More often than not, the duo have been at the wrong end of the top ten but the Rider’s Cup gives them both a chance of a small consolation at the season’s end. FHO Racing’s Hickman took a podium at Donington with Synetiq’s Buchan recording a best finish of fifth and there’s little to choose between the two riders.
Leon Haslam sits 22 points adrift and will be aiming to overhaul both of them at the final round.

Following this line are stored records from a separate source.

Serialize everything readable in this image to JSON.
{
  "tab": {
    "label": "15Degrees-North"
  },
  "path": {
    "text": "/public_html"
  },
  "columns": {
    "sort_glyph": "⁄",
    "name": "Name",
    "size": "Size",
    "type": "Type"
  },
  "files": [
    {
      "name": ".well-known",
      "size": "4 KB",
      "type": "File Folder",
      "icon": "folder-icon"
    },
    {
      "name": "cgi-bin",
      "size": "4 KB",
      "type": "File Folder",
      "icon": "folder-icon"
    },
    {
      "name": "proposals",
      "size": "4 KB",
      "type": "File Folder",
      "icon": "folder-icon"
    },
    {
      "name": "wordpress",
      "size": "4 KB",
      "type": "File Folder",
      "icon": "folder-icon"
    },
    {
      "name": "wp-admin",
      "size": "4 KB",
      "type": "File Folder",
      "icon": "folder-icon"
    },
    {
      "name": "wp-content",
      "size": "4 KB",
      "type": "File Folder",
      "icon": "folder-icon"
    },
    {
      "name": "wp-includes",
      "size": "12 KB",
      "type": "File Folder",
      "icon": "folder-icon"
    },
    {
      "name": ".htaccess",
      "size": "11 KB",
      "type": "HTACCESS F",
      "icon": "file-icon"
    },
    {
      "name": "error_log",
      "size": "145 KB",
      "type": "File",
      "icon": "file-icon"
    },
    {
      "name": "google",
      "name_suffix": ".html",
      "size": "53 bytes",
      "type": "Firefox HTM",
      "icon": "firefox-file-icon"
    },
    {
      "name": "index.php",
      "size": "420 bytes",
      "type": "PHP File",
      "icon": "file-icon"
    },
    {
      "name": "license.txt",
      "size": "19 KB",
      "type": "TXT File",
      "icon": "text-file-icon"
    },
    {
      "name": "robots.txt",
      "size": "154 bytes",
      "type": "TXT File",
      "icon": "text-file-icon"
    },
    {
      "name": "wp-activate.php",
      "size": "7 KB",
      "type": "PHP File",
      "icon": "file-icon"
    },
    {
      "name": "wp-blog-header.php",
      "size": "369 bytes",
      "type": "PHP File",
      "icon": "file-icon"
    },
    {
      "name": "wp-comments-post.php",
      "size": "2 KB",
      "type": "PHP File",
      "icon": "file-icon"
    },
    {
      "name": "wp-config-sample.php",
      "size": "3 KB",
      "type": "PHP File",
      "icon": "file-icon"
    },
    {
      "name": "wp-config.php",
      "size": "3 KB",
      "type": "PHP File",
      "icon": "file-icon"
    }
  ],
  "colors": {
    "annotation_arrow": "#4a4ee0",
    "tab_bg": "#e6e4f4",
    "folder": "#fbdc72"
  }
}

Like Sykes, it’s been a relatively disappointing season for the VisionTrack Kawasaki rider, so he’ll be hoping to end the season on some sort of high.
The last round at Donington Park was massively overshadowed by a crash involving Chrissy Rouse in the final race, the former National Superstock Champion tragically succumbing to his injuries four days later.
It’s no exaggeration to say the Newcastle rider was one of the most popular riders in the paddock and he’d impressed many observers with his on-track performances this season, his first full campaign in BSB. He was much more than a racer though, the fully qualified Maths teacher also hosting, along with good friend Dominic Herbertson, the Chasin’ the Racin’ podcast, one of the most successful podcasts in the motorcycle industry.
His passing has left a huge hole in the series, one that will be felt massively by the tight-knit BSB community, and everyone at Devitt passes on their deepest condolences to Chrissy’s family and friends.
Having started watching motorcycle races all over the world form childhood, Phil Wain has been a freelance motorcycle journalist for 15 years and is features writer for a number of publications including BikeSport News, Classic Racer and Road Racing Ireland, as well as being a regular contributor to MCN and MCN Sport. He is PR officer for a number of teams and riders at both the British Superbike Championship and International road races, including PBM Ducati, RAF Regular & Reserve Kawasaki, Dafabet Devitt Racing, John McGuinness, Lee Johnston and KMR Kawasaki. He is also heavily involved with the Isle of Man TT Races, writing official press releases and race reports as well as providing ITV4 with statistical information